* [Prompt]: Search the entries below for the word "JSON" and copy each line that has it.

* [Data records for software interfaces]:

* * * * * * * * *

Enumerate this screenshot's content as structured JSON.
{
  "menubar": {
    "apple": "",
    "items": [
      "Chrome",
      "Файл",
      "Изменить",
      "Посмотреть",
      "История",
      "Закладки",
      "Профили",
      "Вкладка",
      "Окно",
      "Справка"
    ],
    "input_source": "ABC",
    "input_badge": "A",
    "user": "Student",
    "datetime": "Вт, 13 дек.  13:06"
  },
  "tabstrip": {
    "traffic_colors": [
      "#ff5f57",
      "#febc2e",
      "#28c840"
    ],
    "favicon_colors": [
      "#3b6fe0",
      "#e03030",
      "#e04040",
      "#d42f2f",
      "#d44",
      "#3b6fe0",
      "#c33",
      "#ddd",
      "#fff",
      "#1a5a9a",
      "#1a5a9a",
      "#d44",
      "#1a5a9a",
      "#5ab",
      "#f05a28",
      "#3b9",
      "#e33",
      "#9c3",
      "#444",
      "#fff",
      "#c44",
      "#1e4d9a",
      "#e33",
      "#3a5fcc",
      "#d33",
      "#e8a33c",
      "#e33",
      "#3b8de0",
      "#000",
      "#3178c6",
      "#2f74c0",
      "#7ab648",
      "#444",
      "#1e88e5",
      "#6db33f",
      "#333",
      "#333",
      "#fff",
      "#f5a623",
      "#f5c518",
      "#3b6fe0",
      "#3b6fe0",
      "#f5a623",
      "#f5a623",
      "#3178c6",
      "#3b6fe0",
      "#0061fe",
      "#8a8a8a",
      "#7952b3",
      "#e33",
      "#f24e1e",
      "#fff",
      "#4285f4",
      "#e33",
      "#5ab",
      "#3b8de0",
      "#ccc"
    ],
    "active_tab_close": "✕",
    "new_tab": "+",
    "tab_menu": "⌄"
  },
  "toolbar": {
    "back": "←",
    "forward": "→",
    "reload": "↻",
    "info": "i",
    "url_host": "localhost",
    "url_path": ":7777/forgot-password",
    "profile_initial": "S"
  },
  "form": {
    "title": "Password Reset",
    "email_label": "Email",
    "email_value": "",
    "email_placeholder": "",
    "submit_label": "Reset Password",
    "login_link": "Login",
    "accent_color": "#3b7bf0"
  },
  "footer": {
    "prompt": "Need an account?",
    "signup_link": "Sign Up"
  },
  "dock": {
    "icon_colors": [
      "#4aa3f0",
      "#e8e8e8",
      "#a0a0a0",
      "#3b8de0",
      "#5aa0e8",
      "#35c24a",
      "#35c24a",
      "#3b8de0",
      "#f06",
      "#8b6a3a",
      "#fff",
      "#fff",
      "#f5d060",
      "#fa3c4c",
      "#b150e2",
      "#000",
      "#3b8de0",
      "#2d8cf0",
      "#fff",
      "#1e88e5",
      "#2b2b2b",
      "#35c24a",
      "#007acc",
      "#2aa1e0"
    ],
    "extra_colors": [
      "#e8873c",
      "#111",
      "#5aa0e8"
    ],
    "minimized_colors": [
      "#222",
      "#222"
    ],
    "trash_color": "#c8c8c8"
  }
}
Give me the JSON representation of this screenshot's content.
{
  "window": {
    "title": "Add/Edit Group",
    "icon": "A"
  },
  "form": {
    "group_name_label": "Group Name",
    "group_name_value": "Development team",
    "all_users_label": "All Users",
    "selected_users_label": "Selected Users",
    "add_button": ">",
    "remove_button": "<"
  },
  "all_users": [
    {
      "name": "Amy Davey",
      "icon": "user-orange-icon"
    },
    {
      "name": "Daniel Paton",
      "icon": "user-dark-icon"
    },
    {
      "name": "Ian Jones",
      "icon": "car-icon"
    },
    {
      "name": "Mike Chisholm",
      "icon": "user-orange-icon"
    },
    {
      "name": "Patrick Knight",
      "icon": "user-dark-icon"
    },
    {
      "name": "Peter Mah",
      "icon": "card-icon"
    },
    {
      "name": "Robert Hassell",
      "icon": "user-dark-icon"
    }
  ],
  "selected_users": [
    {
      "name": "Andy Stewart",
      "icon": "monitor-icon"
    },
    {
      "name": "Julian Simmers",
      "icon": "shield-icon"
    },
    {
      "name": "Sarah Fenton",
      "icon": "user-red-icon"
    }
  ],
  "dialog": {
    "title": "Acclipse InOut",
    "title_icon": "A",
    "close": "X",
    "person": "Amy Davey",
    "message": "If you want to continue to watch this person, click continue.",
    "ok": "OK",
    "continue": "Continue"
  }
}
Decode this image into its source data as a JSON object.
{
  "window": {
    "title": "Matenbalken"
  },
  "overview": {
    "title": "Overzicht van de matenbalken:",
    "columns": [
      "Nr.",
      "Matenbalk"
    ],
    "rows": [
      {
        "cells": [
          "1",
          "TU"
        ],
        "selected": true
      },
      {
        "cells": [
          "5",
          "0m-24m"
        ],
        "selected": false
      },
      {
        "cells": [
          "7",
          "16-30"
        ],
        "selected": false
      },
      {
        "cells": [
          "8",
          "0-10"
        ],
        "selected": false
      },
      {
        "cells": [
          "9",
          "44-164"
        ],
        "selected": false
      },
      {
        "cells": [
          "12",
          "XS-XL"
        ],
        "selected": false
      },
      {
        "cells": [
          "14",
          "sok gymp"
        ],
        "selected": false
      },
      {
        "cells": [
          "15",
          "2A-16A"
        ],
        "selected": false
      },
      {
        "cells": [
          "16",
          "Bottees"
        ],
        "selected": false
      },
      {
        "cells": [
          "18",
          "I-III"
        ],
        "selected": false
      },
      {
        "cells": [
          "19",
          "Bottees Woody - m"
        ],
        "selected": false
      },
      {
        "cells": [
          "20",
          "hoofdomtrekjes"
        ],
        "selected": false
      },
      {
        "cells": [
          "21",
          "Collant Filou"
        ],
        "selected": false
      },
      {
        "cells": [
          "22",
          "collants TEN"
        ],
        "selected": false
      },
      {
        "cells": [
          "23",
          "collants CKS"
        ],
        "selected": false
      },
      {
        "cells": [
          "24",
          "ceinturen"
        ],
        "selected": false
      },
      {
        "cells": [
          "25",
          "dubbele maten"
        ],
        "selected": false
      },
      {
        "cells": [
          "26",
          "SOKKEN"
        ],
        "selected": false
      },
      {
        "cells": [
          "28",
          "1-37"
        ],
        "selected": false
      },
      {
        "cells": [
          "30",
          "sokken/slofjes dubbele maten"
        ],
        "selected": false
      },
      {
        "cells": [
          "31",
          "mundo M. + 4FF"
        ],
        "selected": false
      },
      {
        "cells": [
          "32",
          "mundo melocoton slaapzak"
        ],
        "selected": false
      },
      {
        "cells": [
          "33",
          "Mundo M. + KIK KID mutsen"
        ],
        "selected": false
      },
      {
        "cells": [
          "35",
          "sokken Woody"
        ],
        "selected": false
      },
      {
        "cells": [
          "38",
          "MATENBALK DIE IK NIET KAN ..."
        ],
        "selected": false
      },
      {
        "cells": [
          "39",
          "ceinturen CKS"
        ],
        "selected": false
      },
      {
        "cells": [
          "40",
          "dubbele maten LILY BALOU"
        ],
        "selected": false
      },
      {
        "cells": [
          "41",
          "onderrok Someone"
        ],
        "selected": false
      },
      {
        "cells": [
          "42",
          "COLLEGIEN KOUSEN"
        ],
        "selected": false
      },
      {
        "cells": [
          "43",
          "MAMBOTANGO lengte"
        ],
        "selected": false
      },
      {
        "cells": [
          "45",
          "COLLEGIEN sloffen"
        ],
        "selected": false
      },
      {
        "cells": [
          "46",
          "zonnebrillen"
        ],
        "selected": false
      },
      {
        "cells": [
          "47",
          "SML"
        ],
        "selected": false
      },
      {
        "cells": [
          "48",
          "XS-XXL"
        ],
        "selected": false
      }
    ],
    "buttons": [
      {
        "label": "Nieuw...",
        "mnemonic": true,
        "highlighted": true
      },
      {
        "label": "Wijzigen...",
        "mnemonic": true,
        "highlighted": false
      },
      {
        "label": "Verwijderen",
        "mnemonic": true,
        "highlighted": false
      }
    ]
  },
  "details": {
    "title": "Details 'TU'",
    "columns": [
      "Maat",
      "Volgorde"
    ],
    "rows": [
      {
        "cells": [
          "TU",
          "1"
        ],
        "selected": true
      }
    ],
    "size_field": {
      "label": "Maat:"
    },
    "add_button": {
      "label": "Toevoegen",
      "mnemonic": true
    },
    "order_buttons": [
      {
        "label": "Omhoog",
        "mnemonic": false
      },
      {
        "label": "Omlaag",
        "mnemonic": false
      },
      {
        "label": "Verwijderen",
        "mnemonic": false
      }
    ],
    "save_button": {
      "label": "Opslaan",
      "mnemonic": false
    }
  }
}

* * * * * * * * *

* [Exercise answer]:
Enumerate this screenshot's content as structured JSON.
Give me the JSON representation of this screenshot's content.
Decode this image into its source data as a JSON object.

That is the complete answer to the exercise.